According to data from Avfall Sverige, last year, 2.4 million tons of household waste went to energy recovery, a rise of six percent from the previous year. Converting waste to energy met the heating needs of 1.25 million apartments, and the electricity needs of 680,000 apartments. In 2017, more than 18.3 terawatt-hours (TWh) of energy was produced, of which 16.1 was used for heating and the remainder for electricity. Additionally, three plants reported that they delivered 74,610 MWh of district cooling. “Energy recovery makes up half of the total amount of treated household waste, and the increase in household waste from 2016 to 2017 is partly attributable to bulky waste from recycling centers,” Gripwall says. “Sweden recovers more energy from waste than any other country in Europe, with nearly 3 MWh per ton.”

In addition to household waste, 3.7 million tons of other waste—primarily industrial waste—was treated by Swedish plants. Swedish energy recovery plants also treated more than 1.4 million tons of waste from other European countries, 535,000 tons of which were household waste. “This waste contributes to the fuel supply in Sweden, and solves some waste management problems in exporting countries,” Gripwall says. “Energy recovery also occurs in plants that do not treat household waste, however, there are no comprehensive statistics on the total energy recovery.”

Landfill Gas
Landfill gas capture and use is another integral component of Sweden’s waste-to-energy efforts. Produced at landfills where organic waste was deposited in the past, it’s nearly 50 percent methane, with the other half comprised of carbon dioxide, nitrogen and small amounts of other gases. “It contains methane, so it must be collected to reduce its environmental impact,” Gripwall says. “Since the ban on organic waste going to landfill was introduced, the formation of gas at landfill sites has progressively decreased.”

In 2017, about 142 GWh of landfill gas was collected at 40 waste treatment plants, of which 102 GWh was used for energy.

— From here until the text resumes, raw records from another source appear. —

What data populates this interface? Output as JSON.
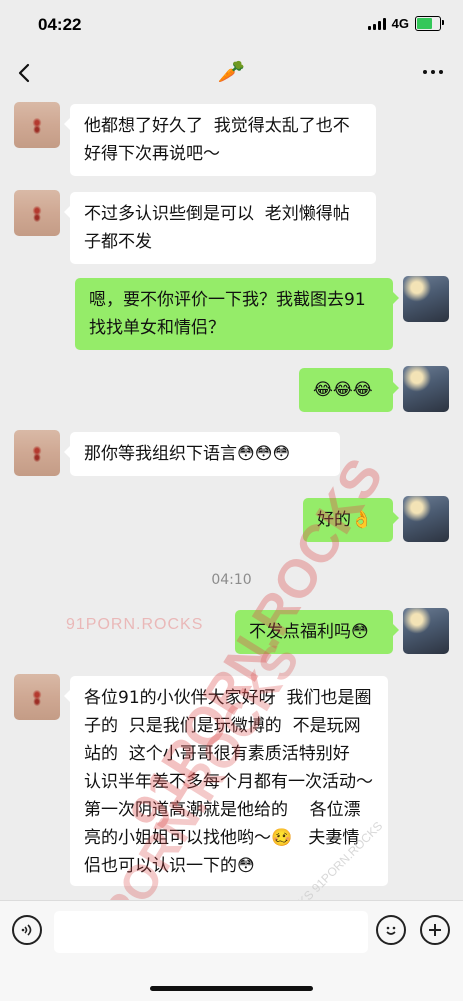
{
  "status_bar": {
    "time": "04:22",
    "network": "4G"
  },
  "nav": {
    "title": "🥕"
  },
  "messages": [
    {
      "text": "他都想了好久了  我觉得太乱了也不好得下次再说吧～"
    },
    {
      "text": "不过多认识些倒是可以  老刘懒得帖子都不发"
    },
    {
      "text": "嗯，要不你评价一下我？我截图去91找找单女和情侣？"
    },
    {
      "text": "😂😂😂"
    },
    {
      "text": "那你等我组织下语言😳😳😳"
    },
    {
      "text": "好的👌"
    },
    {
      "text": "不发点福利吗😳"
    },
    {
      "text": "各位91的小伙伴大家好呀  我们也是圈子的  只是我们是玩微博的  不是玩网站的  这个小哥哥很有素质活特别好  认识半年差不多每个月都有一次活动～  第一次阴道高潮就是他给的    各位漂亮的小姐姐可以找他哟～🥴   夫妻情侣也可以认识一下的😳"
    }
  ],
  "time_divider": "04:10",
  "watermarks": {
    "small": "91PORN.ROCKS",
    "big_top": "91PORN.ROCKS",
    "big_mid": "91PORN.ROCKS",
    "diag": "91PORN.ROCKS 91PORN.ROCKS"
  },
  "colors": {
    "bubble_out": "#95ec69",
    "bubble_in": "#ffffff",
    "background": "#ededed"
  },
  "icons": {
    "back": "chevron-left-icon",
    "more": "more-dots-icon",
    "voice": "voice-icon",
    "emoji": "emoji-icon",
    "plus": "plus-icon"
  }
}
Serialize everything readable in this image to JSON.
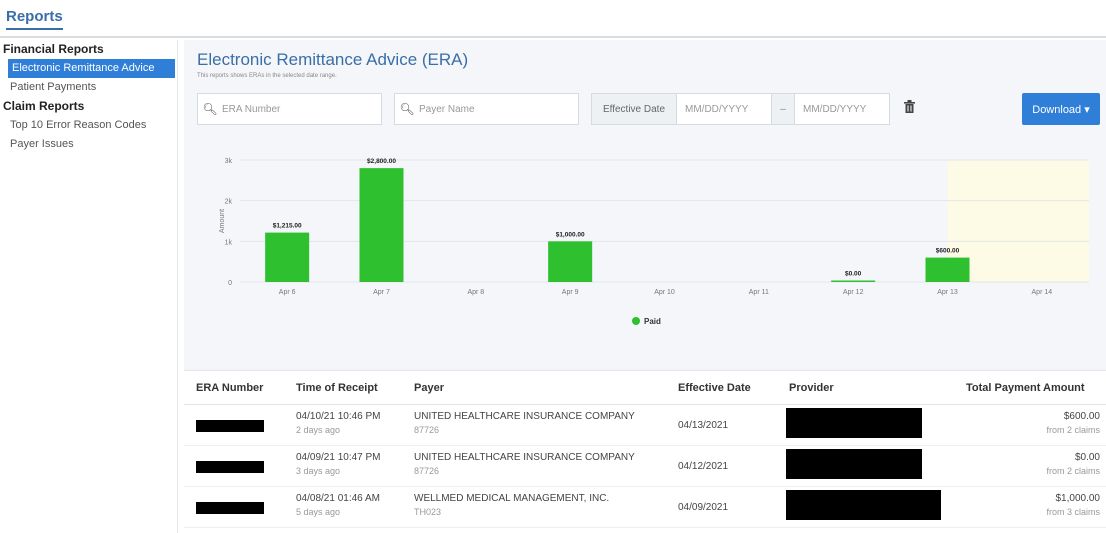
{
  "app": {
    "title": "Reports"
  },
  "sidebar": {
    "financial_heading": "Financial Reports",
    "financial_items": [
      {
        "label": "Electronic Remittance Advice"
      },
      {
        "label": "Patient Payments"
      }
    ],
    "claim_heading": "Claim Reports",
    "claim_items": [
      {
        "label": "Top 10 Error Reason Codes"
      },
      {
        "label": "Payer Issues"
      }
    ]
  },
  "main": {
    "title": "Electronic Remittance Advice (ERA)",
    "subtitle": "This reports shows ERAs in the selected date range."
  },
  "filters": {
    "era_placeholder": "ERA Number",
    "payer_placeholder": "Payer Name",
    "effective_date_label": "Effective Date",
    "date_from_placeholder": "MM/DD/YYYY",
    "date_sep": "–",
    "date_to_placeholder": "MM/DD/YYYY",
    "download_label": "Download ▾"
  },
  "chart_data": {
    "type": "bar",
    "categories": [
      "Apr 6",
      "Apr 7",
      "Apr 8",
      "Apr 9",
      "Apr 10",
      "Apr 11",
      "Apr 12",
      "Apr 13",
      "Apr 14"
    ],
    "series": [
      {
        "name": "Paid",
        "values": [
          1215,
          2800,
          null,
          1000,
          null,
          null,
          0,
          600,
          null
        ]
      }
    ],
    "data_labels": [
      "$1,215.00",
      "$2,800.00",
      "",
      "$1,000.00",
      "",
      "",
      "$0.00",
      "$600.00",
      ""
    ],
    "ylabel": "Amount",
    "yticks": [
      "0",
      "1k",
      "2k",
      "3k"
    ],
    "ylim": [
      0,
      3000
    ],
    "color": "#2ec02e",
    "highlight_region_after": "Apr 13",
    "highlight_color": "#fdfbe6",
    "legend": "bottom",
    "grid": true
  },
  "table": {
    "headers": [
      "ERA Number",
      "Time of Receipt",
      "Payer",
      "Effective Date",
      "Provider",
      "Total Payment Amount"
    ],
    "rows": [
      {
        "time": "04/10/21 10:46 PM",
        "ago": "2 days ago",
        "payer": "UNITED HEALTHCARE INSURANCE COMPANY",
        "payer_id": "87726",
        "effective": "04/13/2021",
        "amount": "$600.00",
        "claims": "from 2 claims"
      },
      {
        "time": "04/09/21 10:47 PM",
        "ago": "3 days ago",
        "payer": "UNITED HEALTHCARE INSURANCE COMPANY",
        "payer_id": "87726",
        "effective": "04/12/2021",
        "amount": "$0.00",
        "claims": "from 2 claims"
      },
      {
        "time": "04/08/21 01:46 AM",
        "ago": "5 days ago",
        "payer": "WELLMED MEDICAL MANAGEMENT, INC.",
        "payer_id": "TH023",
        "effective": "04/09/2021",
        "amount": "$1,000.00",
        "claims": "from 3 claims"
      }
    ]
  }
}
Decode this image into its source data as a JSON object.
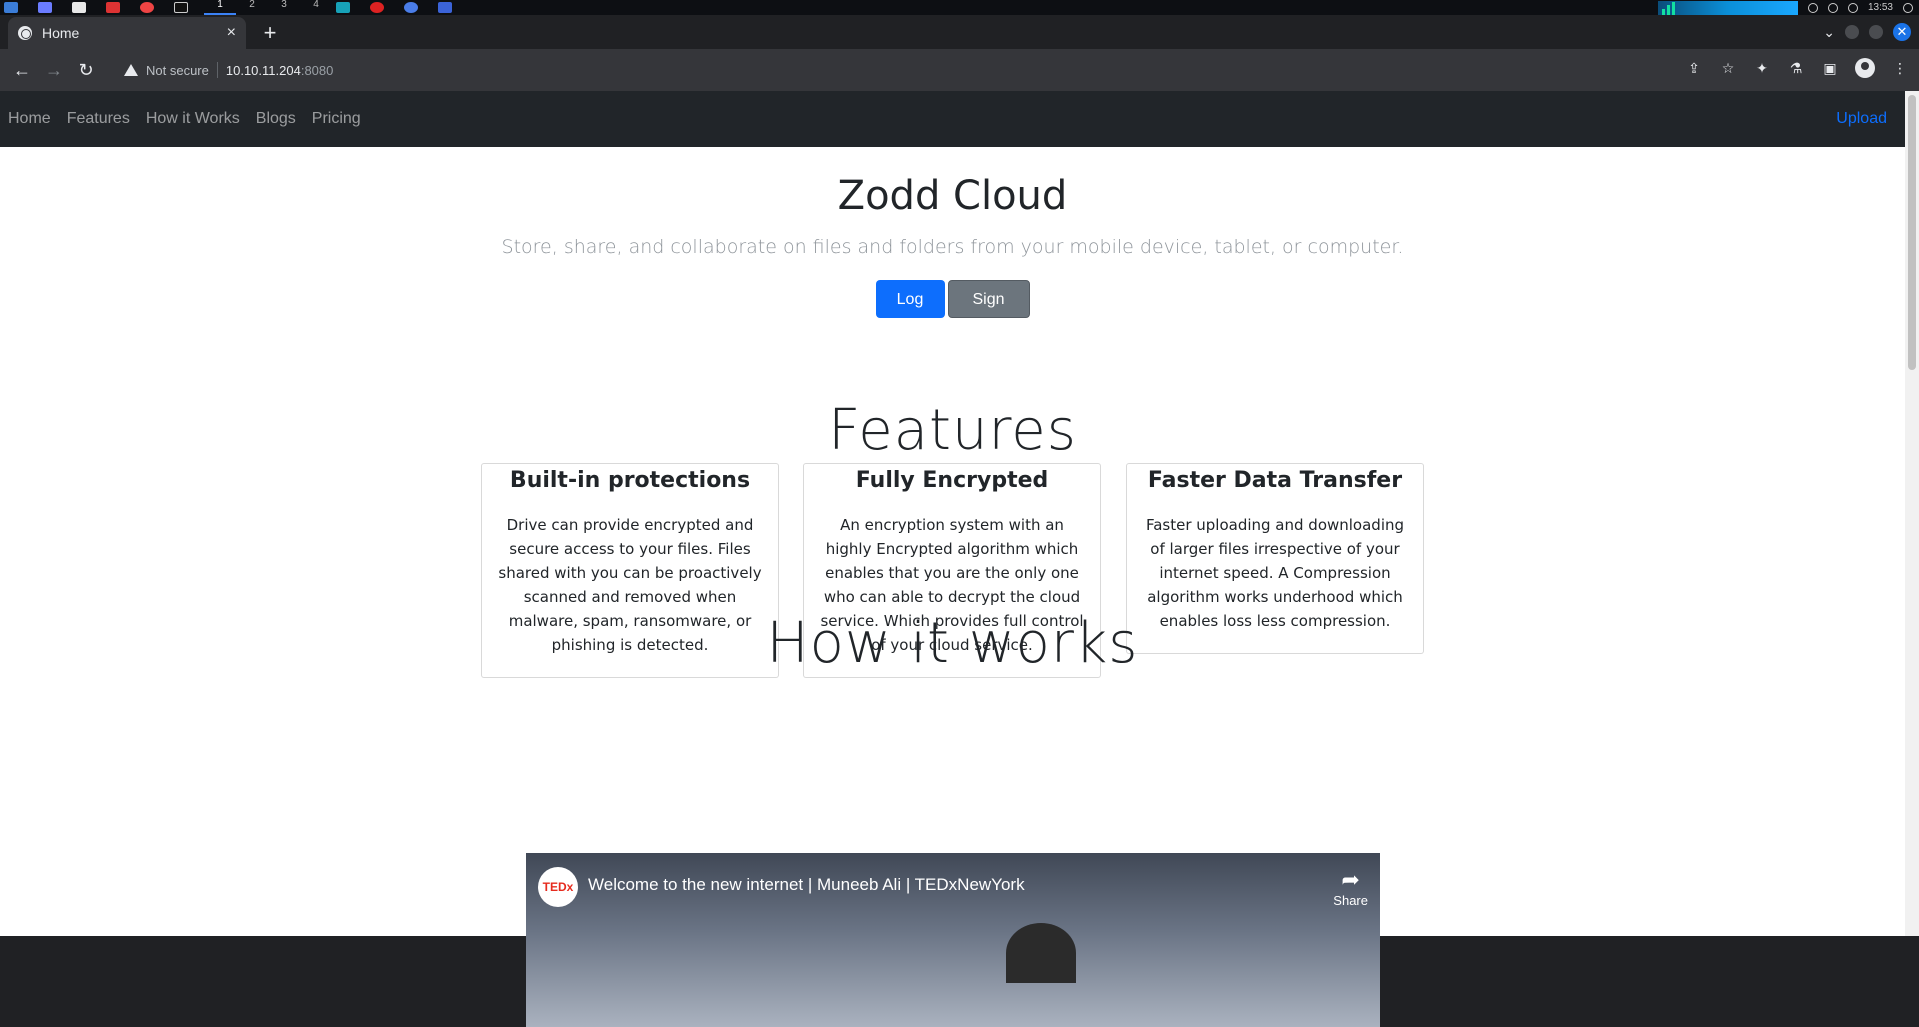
{
  "os": {
    "workspaces": [
      "1",
      "2",
      "3",
      "4"
    ],
    "clock": "13:53"
  },
  "browser": {
    "tab_title": "Home",
    "tab_close": "×",
    "new_tab": "+",
    "omnibox": {
      "security_label": "Not secure",
      "host": "10.10.11.204",
      "port": ":8080"
    }
  },
  "site": {
    "nav": {
      "items": [
        "Home",
        "Features",
        "How it Works",
        "Blogs",
        "Pricing"
      ],
      "upload": "Upload"
    },
    "hero": {
      "title": "Zodd Cloud",
      "subtitle": "Store, share, and collaborate on files and folders from your mobile device, tablet, or computer.",
      "login": "Log in",
      "signup": "Sign Up"
    },
    "features": {
      "heading": "Features",
      "cards": [
        {
          "title": "Built-in protections",
          "text": "Drive can provide encrypted and secure access to your files. Files shared with you can be proactively scanned and removed when malware, spam, ransomware, or phishing is detected."
        },
        {
          "title": "Fully Encrypted",
          "text": "An encryption system with an highly Encrypted algorithm which enables that you are the only one who can able to decrypt the cloud service. Which provides full control of your cloud service."
        },
        {
          "title": "Faster Data Transfer",
          "text": "Faster uploading and downloading of larger files irrespective of your internet speed. A Compression algorithm works underhood which enables loss less compression."
        }
      ]
    },
    "how_it_works": {
      "heading": "How it works",
      "video": {
        "channel_logo": "TEDx",
        "title": "Welcome to the new internet | Muneeb Ali | TEDxNewYork",
        "share_label": "Share"
      }
    }
  },
  "colors": {
    "primary": "#0d6efd",
    "secondary": "#6c757d",
    "navbar": "#212529"
  }
}
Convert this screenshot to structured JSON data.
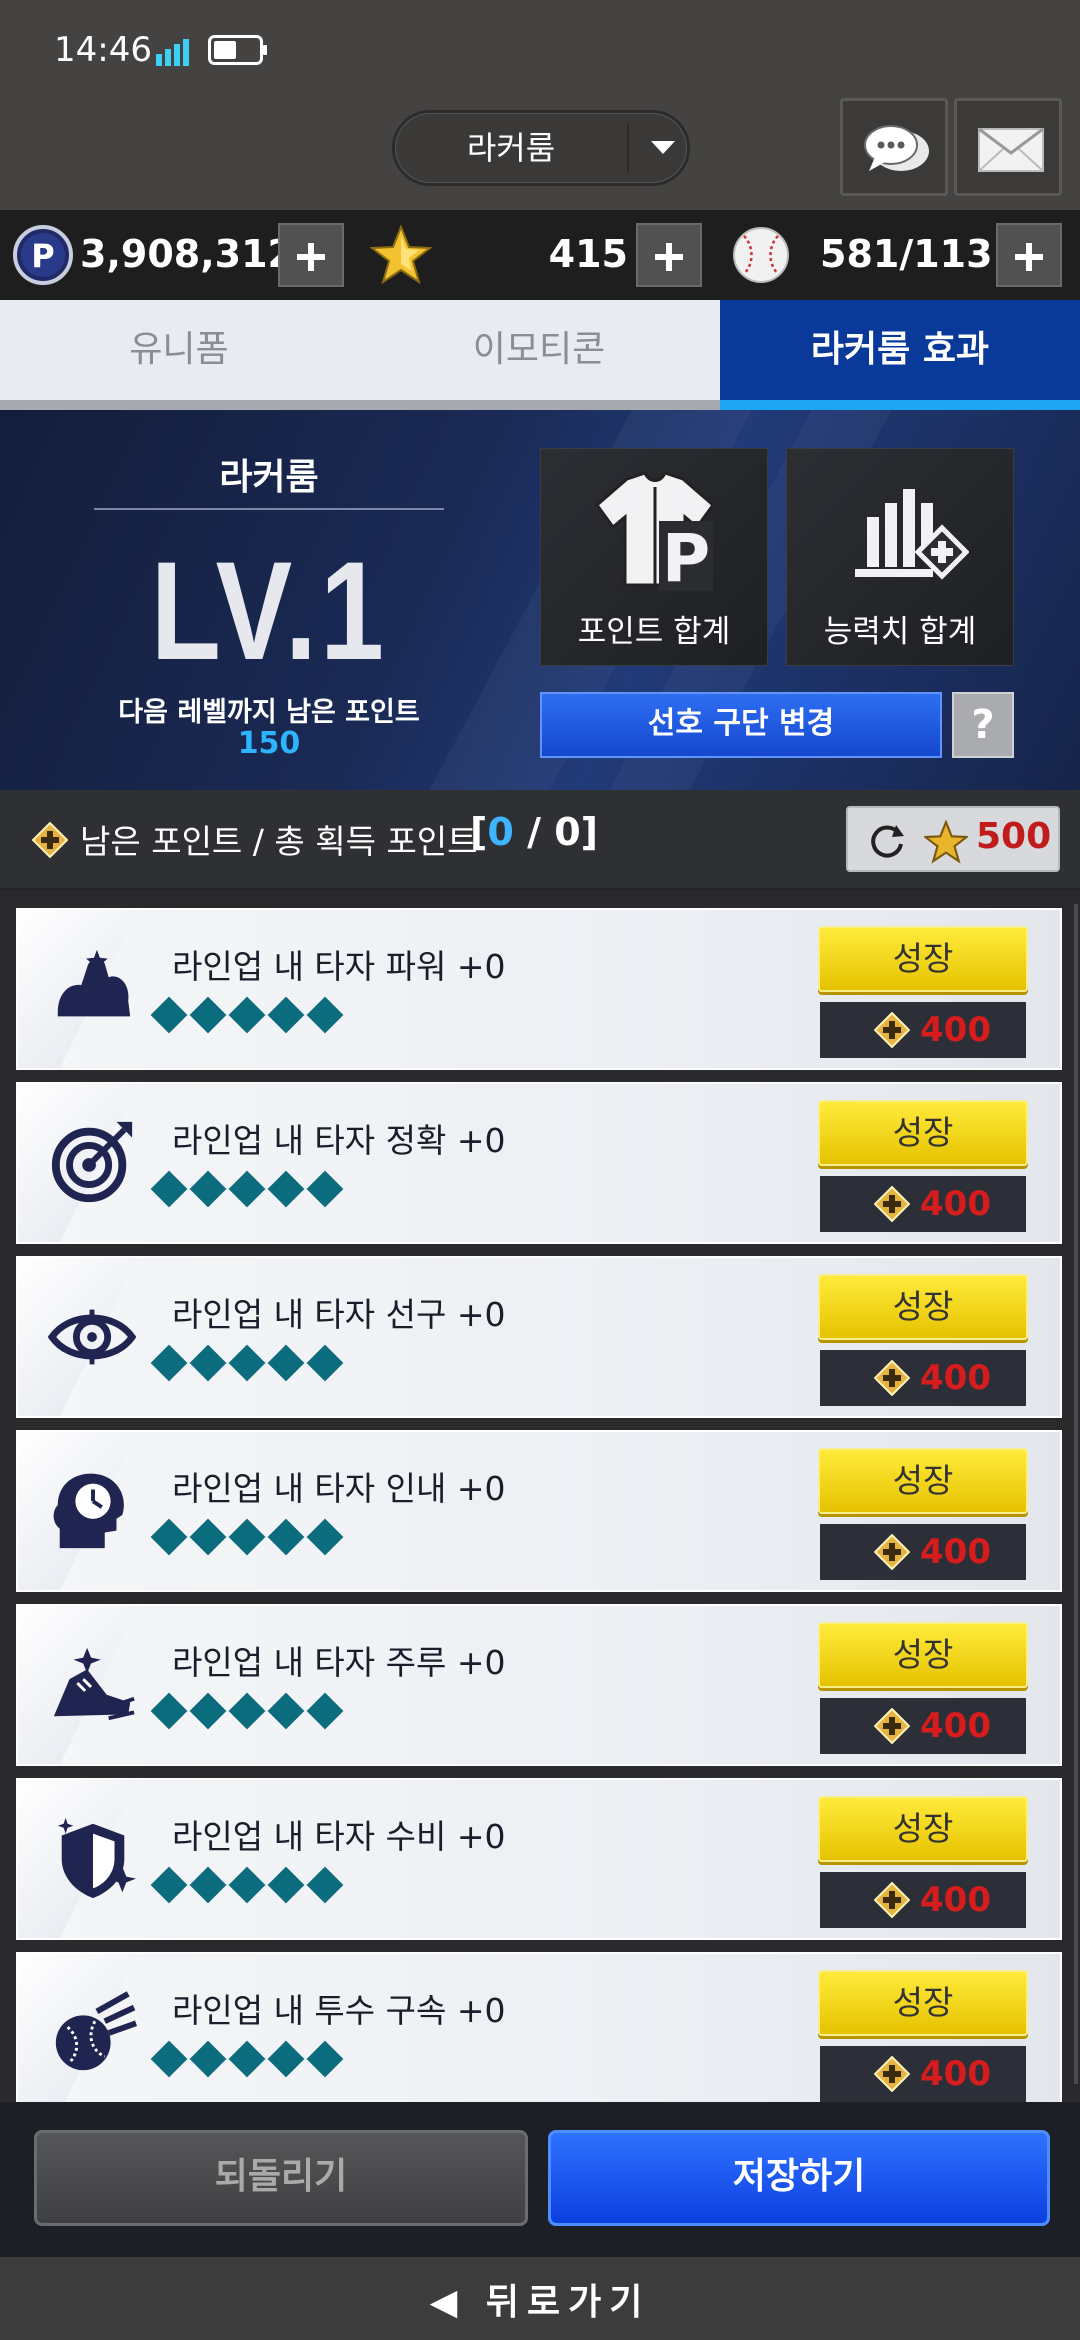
{
  "status": {
    "time": "14:46"
  },
  "header": {
    "room_select": "라커룸",
    "chat_icon": "chat-bubbles-icon",
    "mail_icon": "envelope-icon"
  },
  "currency": {
    "points": "3,908,312",
    "stars": "415",
    "balls": "581/113"
  },
  "tabs": [
    {
      "label": "유니폼",
      "active": false
    },
    {
      "label": "이모티콘",
      "active": false
    },
    {
      "label": "라커룸 효과",
      "active": true
    }
  ],
  "level_panel": {
    "title": "라커룸",
    "level": "LV.1",
    "next_label": "다음 레벨까지 남은 포인트",
    "next_value": "150",
    "card_points": "포인트 합계",
    "card_stats": "능력치 합계",
    "pref_button": "선호 구단 변경",
    "help": "?"
  },
  "points": {
    "label": "남은 포인트 / 총 획득 포인트",
    "open": "[",
    "remaining": "0",
    "sep": "/",
    "total": "0",
    "close": "]",
    "reset_cost": "500"
  },
  "effects": [
    {
      "label": "라인업 내 타자 파워 +0",
      "icon": "flexed-arm-icon",
      "button": "성장",
      "cost": "400"
    },
    {
      "label": "라인업 내 타자 정확 +0",
      "icon": "target-icon",
      "button": "성장",
      "cost": "400"
    },
    {
      "label": "라인업 내 타자 선구 +0",
      "icon": "eye-icon",
      "button": "성장",
      "cost": "400"
    },
    {
      "label": "라인업 내 타자 인내 +0",
      "icon": "head-clock-icon",
      "button": "성장",
      "cost": "400"
    },
    {
      "label": "라인업 내 타자 주루 +0",
      "icon": "running-shoe-icon",
      "button": "성장",
      "cost": "400"
    },
    {
      "label": "라인업 내 타자 수비 +0",
      "icon": "shield-icon",
      "button": "성장",
      "cost": "400"
    },
    {
      "label": "라인업 내 투수 구속 +0",
      "icon": "fastball-icon",
      "button": "성장",
      "cost": "400"
    }
  ],
  "footer": {
    "undo": "되돌리기",
    "save": "저장하기",
    "back": "◀ 뒤로가기"
  },
  "colors": {
    "accent_blue": "#0a3a99",
    "tab_underline": "#1ea6f2",
    "grow_yellow": "#ffe03a",
    "cost_red": "#d61c1c",
    "gem_teal": "#0b6c7e"
  }
}
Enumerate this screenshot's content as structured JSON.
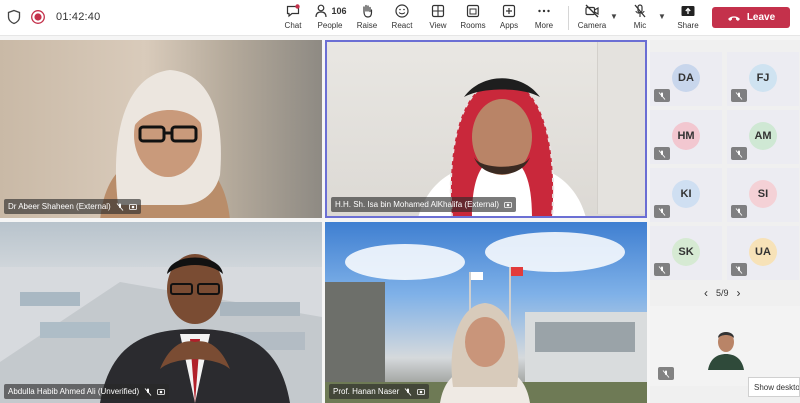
{
  "meeting": {
    "timer": "01:42:40"
  },
  "toolbar": {
    "chat": "Chat",
    "people": "People",
    "people_count": "106",
    "raise": "Raise",
    "react": "React",
    "view": "View",
    "rooms": "Rooms",
    "apps": "Apps",
    "more": "More",
    "camera": "Camera",
    "mic": "Mic",
    "share": "Share",
    "leave": "Leave"
  },
  "tiles": [
    {
      "name": "Dr Abeer Shaheen (External)"
    },
    {
      "name": "H.H. Sh. Isa bin Mohamed AlKhalifa (External)"
    },
    {
      "name": "Abdulla Habib Ahmed Ali (Unverified)"
    },
    {
      "name": "Prof. Hanan Naser"
    }
  ],
  "participants": [
    {
      "initials": "DA",
      "color": "#c8d6ec"
    },
    {
      "initials": "FJ",
      "color": "#cfe3f1"
    },
    {
      "initials": "HM",
      "color": "#f2c7d0"
    },
    {
      "initials": "AM",
      "color": "#cfe8d4"
    },
    {
      "initials": "KI",
      "color": "#cfdff2"
    },
    {
      "initials": "SI",
      "color": "#f4d1d6"
    },
    {
      "initials": "SK",
      "color": "#d6ead3"
    },
    {
      "initials": "UA",
      "color": "#f7e2b8"
    }
  ],
  "pagination": {
    "label": "5/9"
  },
  "tooltip": {
    "show_desktop": "Show desktop"
  },
  "colors": {
    "leave": "#c4314b",
    "active_speaker_border": "#6b6fd4"
  }
}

Energy recovery consisted of 18.4 GWh in the form of electricity, the rest in heating.

Into the future, Sweden is poised to remain the global leader in waste recycling and energy recovery. With 2020 just around the corner, the country is on track to achieve its ultimate goal of zero waste.


Author: Keith Loria
Freelance Journalist
freelancekeith@gmail.com